When IT goes looking for Windows artifacts on a laptop, it’s usually after a negative event has happened in the organization: a ransomware strike, malicious activity or critical lost data. Searching for clues costs an organization time and expense at the worst possible time. Here’s a better approach to conducting forensics on laptops.
Given the entrenchment of Microsoft Windows in large enterprise organizations, much desktop traffic inside a large company network comes from devices with Windows as the desktop operating systems. As users go about their business, they leave footprints in the form of Windows artifacts in files such as registry hives, system logs, search history, browsing history, event logs, prefetch, LNK shortcuts, and more stored on their systems.
These recordings or archives are mostly untouched and unexplored by IT; that is, until something goes wrong that requires investigation by a legal team or internal audit team. At these times, these files become invaluable to an IT team under pressure to find out what went wrong and to collect evidence for legal.
In one real-world example, a large tech company in the course of an acquisition experienced a Cryptolocker attack that led to severe data loss. The IT team was not able to understand how it happened, and needed to go back in time to understand what files were opened and downloaded. The digital forensics team was asking IT these kinds of questions:
- Where did these threats come from?
- Can we track who or where it initiated from?
- Did the user forward that file to anyone else?
- Was the infected data copied to a USB drive, or, did it originate from one?
Answers to these questions can come from analyzing these ‘Windows artifacts’ files that store user behavior. The problem is, by the time IT is Googling ‘how to find ‘Windows Artifacts’’ in search of answers, it is usually after the event has occurred. By then, everyone is under pressure to get the legal team the information that’s needed to address the problem, and the clock is ticking when it finally reaches the legal or forensics teams paid to solve the problem.
Without knowing another way to answer these questions, other than seizing the user’s laptop, the IT team, as in the case above, turns to expensive solutions that require shipping the hard drive or disc image to a third-party firm for analysis. These legal firms charge a hefty price for file analysis and the time it takes to handle devices. In the end, the company likely pays a ransom fee to unlock the damaged files and restore lost data.
To address these pain points, modern endpoint backup solutions have evolved to enable organizations to collect Windows artifacts data in a forensically sound manner. These solutions can ensure that data on laptops, mobile devices and cloud apps, across OS and device types, is backed up and available, providing IT teams a data archive to pull from when they most need it. Not only does this help in everyday situations like a lost laptop, but also during larger events like ransomware or malicious activity such as insider theft. By having the data backed up over time, IT can remotely retrieve data off any device, in any part of the world, without needing to obtain the hardware, ship out data, or find a vendor in that region.

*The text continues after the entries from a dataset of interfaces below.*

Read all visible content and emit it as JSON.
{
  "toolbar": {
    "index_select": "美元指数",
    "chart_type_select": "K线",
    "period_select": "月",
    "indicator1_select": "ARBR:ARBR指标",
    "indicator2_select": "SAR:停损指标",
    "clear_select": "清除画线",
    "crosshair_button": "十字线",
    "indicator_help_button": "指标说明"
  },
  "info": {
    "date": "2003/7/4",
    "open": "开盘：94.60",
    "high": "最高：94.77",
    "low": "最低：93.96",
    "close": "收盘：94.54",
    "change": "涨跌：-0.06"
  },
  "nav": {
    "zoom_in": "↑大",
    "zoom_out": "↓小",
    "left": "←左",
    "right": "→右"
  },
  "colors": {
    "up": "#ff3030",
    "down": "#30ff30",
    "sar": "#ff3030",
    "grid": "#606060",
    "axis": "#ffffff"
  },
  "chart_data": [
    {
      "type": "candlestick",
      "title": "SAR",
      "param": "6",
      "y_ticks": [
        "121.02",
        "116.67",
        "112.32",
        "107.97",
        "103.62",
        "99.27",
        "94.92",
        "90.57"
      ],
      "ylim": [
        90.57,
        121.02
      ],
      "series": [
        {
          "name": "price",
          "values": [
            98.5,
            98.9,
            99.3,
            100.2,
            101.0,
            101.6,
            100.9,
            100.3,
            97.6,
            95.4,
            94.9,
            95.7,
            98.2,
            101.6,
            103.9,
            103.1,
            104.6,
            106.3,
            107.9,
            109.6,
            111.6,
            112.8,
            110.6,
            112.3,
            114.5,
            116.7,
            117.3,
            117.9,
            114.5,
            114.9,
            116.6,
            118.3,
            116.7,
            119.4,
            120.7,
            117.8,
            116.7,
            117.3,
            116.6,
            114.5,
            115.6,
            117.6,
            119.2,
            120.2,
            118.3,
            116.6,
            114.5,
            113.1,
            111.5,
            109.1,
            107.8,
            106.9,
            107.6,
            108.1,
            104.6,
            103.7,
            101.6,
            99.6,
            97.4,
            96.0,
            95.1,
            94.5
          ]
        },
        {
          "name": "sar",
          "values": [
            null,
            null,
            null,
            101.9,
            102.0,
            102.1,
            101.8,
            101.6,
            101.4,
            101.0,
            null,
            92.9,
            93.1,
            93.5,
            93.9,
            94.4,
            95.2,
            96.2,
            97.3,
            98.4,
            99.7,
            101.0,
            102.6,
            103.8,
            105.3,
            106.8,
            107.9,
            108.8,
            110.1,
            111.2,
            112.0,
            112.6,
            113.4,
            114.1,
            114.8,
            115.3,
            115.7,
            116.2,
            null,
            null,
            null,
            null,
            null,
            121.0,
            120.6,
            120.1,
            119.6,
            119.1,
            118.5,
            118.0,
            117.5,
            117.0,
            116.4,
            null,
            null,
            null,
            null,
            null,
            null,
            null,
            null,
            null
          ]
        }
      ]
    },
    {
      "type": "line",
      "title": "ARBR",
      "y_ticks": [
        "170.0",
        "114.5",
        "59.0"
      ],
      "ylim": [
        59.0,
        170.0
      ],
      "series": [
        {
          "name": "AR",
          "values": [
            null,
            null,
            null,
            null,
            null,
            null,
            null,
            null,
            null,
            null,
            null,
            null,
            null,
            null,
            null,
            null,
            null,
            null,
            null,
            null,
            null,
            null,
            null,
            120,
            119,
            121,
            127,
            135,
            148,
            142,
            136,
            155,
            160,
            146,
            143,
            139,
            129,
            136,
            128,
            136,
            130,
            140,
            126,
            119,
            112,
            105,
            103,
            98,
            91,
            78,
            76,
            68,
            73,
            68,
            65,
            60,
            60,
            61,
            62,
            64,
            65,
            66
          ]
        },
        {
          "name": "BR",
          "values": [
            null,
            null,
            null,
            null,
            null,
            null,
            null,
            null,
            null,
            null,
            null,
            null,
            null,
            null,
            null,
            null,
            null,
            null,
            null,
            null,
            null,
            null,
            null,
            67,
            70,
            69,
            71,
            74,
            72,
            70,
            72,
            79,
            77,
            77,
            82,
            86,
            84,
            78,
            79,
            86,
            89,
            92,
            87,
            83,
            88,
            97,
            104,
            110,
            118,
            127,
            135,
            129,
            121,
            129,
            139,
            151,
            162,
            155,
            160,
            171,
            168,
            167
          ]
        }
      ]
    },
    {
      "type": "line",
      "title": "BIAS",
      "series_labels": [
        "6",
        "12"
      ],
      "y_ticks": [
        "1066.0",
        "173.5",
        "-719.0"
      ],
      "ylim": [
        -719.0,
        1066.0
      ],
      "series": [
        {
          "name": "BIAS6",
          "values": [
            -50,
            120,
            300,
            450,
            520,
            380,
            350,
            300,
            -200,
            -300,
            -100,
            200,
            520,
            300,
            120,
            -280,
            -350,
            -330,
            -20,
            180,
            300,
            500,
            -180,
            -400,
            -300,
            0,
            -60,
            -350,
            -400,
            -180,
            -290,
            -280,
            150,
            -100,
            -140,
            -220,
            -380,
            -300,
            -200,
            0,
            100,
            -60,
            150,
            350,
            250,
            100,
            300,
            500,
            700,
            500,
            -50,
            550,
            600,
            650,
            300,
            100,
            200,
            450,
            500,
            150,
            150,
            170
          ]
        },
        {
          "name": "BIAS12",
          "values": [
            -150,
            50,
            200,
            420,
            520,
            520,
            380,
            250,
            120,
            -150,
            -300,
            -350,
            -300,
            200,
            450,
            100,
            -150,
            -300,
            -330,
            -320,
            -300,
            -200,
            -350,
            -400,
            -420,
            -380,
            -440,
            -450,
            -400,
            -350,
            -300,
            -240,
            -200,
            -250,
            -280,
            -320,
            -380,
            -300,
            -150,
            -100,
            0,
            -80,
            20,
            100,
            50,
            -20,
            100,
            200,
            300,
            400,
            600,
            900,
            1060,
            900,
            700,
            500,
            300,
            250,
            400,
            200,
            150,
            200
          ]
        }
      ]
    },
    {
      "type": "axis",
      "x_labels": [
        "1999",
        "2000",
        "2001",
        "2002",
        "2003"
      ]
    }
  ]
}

inSync is one of these modern solutions and ensures the proper handling of this type of data for forensic purposes. Should you need to place a legal hold on data on an endpoint, inSync ensures that the original metadata attributes are retained so that the data remains legally admissible. In addition, inSync seamlessly integrates with eDiscovery solutions through a web connector and this allows for data to be exposed along with the EDRM recommended metadata attributes for any forensic investigation.
In the event of a ransomware attack or breach, Druva inSync is designed to recover your business by providing multiple capabilities to remediate and reverse the damage. inSync data protection empowers IT teams to restore data across laptops, mobile devices and cloud apps, looking inside checksums in the data archive to remove any buggy files for correction action, and to revert to an earlier version that is not corrupted.
Not only does this aid IT teams in collecting files in a forensically sound manner, but will also provide organizations a quick way to proactively capture this information. In a future release of inSync, IT will be able to create a predefined lists and select that list to capture files such as registry hives, search history, browsing history, event logs, prefetch, LNK shortcuts, and more, using a customized a template that enables IT to simply select a checkbox.
Does your IT team experience any of these challenges? Are you interested in hearing more about how Druva can partner with you to help? Contact us to explore becoming one of our Druva Design Partners.
Interested in this topic? We suggest these related articles:
5 Ways IT Can Give Legal What It Needs for eDiscovery (Before They Ask)
Chain of Custody: What IT Needs to Know for Legal Holds
Not the type to wait around for bad things to happen? Check out the executive brief below: